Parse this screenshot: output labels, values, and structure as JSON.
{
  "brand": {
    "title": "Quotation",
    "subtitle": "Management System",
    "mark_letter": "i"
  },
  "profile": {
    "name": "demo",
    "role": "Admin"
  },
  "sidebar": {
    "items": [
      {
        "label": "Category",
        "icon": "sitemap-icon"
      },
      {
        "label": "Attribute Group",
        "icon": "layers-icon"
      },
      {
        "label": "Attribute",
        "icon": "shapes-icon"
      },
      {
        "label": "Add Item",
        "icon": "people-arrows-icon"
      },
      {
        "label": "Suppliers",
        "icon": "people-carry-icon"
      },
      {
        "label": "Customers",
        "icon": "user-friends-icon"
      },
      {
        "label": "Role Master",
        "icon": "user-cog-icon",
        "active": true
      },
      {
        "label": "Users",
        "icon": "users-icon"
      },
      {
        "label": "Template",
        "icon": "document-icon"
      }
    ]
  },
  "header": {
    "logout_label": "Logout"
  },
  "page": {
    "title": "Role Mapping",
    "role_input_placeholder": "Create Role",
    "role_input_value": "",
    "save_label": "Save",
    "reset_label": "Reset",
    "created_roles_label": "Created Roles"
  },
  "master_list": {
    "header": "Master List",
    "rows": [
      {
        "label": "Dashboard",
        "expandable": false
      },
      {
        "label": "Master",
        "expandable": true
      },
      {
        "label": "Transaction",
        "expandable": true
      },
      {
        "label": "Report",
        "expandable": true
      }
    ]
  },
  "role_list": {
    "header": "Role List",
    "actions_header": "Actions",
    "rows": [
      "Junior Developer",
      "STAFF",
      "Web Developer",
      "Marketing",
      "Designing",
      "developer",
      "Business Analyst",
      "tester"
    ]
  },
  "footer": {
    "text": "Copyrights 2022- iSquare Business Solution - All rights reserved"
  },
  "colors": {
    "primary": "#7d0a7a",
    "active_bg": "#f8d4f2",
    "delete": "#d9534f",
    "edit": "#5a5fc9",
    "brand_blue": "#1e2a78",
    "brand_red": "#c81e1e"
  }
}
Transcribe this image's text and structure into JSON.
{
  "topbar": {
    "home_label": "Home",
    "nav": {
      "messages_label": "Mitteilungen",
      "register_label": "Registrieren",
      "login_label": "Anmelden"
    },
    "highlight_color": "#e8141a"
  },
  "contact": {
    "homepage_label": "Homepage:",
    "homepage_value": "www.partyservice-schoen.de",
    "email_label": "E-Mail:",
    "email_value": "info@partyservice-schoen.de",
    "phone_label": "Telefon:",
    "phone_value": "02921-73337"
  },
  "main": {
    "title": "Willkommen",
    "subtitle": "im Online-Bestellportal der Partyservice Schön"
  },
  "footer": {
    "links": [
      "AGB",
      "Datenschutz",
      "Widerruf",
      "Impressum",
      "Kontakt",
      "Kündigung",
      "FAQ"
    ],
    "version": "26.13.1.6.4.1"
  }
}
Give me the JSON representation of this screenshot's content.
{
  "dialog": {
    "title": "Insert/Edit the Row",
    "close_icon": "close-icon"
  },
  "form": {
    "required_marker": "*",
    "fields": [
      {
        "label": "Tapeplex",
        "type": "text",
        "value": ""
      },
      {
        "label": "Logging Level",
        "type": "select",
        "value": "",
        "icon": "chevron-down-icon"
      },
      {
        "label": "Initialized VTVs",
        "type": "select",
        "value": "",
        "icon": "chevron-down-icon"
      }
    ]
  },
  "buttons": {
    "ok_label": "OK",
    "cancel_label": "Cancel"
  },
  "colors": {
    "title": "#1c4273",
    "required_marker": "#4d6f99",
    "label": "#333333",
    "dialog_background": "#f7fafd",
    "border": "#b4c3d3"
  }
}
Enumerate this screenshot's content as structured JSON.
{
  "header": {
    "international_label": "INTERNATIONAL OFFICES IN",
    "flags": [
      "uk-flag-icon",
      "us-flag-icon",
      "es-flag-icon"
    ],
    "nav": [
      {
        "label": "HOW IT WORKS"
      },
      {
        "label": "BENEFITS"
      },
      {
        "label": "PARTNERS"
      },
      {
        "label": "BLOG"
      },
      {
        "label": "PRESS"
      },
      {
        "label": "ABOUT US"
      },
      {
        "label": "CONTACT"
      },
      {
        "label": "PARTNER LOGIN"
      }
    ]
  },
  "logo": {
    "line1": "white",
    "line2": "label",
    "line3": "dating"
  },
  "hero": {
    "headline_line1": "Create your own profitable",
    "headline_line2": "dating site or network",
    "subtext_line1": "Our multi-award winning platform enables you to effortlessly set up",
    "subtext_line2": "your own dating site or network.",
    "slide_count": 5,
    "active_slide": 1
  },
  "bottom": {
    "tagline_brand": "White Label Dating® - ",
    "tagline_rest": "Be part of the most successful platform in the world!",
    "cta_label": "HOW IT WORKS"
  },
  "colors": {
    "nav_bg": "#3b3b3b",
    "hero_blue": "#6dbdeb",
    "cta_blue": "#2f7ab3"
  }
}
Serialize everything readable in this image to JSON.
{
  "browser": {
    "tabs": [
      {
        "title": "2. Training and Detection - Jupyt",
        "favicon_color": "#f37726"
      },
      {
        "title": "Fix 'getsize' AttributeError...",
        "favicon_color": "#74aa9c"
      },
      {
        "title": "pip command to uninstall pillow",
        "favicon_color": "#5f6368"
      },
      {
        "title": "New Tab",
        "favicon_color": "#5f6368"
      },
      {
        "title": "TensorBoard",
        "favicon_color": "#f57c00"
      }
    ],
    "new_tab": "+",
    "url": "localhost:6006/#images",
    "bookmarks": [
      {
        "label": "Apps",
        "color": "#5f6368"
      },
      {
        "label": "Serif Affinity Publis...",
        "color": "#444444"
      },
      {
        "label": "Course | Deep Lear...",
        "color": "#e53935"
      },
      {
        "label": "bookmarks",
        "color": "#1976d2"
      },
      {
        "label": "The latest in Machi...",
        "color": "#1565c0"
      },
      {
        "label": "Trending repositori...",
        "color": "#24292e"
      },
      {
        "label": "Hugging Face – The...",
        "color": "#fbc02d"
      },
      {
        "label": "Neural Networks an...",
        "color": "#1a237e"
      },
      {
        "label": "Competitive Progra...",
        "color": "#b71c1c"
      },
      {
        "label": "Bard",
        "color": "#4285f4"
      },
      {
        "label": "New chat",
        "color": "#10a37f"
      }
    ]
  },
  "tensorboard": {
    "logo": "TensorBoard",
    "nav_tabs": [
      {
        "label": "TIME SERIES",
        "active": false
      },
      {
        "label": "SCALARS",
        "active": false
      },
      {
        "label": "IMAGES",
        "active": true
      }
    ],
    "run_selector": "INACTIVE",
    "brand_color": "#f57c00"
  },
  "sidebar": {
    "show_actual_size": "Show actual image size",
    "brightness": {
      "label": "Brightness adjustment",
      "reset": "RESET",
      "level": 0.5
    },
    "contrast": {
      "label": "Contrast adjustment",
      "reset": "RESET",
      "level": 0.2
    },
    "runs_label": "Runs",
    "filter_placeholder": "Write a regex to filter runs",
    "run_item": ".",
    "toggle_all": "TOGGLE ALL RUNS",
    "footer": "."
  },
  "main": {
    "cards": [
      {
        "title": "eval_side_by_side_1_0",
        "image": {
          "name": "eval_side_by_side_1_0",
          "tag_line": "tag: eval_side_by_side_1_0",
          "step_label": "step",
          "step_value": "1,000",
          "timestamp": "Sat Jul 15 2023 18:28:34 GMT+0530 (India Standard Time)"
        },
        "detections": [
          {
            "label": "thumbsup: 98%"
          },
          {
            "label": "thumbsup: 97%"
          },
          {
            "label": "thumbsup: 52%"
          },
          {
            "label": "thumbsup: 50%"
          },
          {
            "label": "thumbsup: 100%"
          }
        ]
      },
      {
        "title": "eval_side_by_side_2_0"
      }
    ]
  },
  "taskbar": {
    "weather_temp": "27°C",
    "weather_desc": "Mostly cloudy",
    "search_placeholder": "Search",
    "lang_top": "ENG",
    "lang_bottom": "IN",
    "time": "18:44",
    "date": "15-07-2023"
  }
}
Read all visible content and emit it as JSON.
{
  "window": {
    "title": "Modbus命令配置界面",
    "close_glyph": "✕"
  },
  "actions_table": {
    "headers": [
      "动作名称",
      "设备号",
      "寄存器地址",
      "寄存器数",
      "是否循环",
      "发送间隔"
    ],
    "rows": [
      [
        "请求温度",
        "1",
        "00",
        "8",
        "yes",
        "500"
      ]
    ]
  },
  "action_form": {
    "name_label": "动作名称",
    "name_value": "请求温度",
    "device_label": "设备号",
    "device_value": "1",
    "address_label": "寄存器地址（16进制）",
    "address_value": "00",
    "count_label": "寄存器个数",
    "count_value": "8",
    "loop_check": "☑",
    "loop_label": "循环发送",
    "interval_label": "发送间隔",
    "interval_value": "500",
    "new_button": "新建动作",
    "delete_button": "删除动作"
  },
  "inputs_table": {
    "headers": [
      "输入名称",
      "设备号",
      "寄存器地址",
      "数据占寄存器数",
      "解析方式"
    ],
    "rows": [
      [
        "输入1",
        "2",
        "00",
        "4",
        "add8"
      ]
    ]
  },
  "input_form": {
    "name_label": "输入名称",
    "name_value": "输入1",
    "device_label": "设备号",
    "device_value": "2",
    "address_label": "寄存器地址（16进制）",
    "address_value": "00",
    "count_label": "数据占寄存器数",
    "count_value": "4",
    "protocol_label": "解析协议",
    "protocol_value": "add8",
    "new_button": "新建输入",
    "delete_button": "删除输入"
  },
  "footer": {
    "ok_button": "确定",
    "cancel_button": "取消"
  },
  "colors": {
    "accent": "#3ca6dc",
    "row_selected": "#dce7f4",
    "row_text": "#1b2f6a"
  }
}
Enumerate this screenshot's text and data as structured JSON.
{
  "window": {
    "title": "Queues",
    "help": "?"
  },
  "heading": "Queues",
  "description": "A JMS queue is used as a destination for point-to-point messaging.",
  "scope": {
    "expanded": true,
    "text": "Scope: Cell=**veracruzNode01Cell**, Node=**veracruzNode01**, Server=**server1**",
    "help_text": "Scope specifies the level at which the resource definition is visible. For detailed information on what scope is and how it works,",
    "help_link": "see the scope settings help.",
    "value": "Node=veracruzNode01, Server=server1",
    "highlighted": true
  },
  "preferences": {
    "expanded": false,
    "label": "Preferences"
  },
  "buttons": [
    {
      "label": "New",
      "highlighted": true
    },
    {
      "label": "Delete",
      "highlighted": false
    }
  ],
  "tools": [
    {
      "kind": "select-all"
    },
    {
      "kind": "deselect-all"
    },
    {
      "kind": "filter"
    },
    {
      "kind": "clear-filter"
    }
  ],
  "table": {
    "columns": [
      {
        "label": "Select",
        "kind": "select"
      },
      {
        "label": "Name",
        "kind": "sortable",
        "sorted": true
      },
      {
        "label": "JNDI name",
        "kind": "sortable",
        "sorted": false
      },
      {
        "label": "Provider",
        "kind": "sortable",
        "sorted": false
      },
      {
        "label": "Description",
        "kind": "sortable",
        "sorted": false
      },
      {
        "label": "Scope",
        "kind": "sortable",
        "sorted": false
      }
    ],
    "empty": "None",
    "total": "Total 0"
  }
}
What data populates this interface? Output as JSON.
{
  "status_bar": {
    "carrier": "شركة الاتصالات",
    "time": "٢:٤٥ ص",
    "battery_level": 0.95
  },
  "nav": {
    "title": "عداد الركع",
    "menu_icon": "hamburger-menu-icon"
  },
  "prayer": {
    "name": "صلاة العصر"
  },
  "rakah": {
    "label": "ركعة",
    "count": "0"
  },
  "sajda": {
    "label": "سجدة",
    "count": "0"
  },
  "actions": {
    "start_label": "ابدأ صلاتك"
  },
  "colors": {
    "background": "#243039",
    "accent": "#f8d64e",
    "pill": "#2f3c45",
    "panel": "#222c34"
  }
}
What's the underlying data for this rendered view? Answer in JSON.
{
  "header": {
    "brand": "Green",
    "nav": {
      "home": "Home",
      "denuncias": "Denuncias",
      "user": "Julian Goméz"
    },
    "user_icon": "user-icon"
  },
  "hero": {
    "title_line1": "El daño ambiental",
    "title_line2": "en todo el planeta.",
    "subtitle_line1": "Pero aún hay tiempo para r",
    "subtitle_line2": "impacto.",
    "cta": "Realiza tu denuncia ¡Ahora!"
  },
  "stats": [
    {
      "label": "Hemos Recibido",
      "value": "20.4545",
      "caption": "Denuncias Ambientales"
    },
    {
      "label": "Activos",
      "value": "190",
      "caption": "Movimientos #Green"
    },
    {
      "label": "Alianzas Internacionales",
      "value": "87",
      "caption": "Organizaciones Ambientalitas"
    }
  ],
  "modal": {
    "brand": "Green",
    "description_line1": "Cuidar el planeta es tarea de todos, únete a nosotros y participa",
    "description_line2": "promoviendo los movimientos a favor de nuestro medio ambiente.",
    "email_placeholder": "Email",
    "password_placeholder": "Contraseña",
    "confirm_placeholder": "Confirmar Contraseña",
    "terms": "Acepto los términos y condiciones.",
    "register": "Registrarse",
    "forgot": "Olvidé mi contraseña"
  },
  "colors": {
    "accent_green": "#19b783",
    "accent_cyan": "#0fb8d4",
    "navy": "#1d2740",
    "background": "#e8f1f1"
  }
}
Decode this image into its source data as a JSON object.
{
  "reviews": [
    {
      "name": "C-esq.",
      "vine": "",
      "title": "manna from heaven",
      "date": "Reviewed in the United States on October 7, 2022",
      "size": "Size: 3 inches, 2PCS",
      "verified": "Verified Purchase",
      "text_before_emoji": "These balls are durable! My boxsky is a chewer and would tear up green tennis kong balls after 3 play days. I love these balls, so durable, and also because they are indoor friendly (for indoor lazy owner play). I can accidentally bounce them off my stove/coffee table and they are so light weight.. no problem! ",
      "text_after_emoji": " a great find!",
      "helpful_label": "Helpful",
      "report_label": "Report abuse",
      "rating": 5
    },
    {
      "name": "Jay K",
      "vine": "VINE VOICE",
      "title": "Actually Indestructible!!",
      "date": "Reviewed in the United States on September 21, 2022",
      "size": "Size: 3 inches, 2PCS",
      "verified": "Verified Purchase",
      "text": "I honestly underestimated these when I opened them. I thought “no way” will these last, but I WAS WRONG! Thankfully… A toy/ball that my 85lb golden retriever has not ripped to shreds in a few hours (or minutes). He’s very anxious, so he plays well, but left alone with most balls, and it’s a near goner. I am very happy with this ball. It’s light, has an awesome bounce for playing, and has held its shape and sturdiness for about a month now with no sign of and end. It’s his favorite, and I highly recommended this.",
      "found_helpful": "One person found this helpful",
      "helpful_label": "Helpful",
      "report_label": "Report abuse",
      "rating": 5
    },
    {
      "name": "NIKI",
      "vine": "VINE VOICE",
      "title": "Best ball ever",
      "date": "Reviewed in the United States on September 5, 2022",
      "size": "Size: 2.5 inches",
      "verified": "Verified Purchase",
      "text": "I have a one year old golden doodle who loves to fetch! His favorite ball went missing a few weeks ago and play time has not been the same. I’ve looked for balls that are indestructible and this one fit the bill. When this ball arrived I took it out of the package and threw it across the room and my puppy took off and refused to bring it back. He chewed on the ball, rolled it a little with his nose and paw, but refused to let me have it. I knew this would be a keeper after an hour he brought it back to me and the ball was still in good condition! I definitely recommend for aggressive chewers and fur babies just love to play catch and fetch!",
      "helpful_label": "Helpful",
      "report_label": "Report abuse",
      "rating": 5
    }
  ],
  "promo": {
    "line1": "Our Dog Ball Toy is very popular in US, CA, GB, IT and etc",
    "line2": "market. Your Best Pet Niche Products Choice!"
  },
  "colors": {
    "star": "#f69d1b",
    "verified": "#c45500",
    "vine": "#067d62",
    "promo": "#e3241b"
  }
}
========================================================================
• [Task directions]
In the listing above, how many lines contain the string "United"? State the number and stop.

• [Solved problem]
3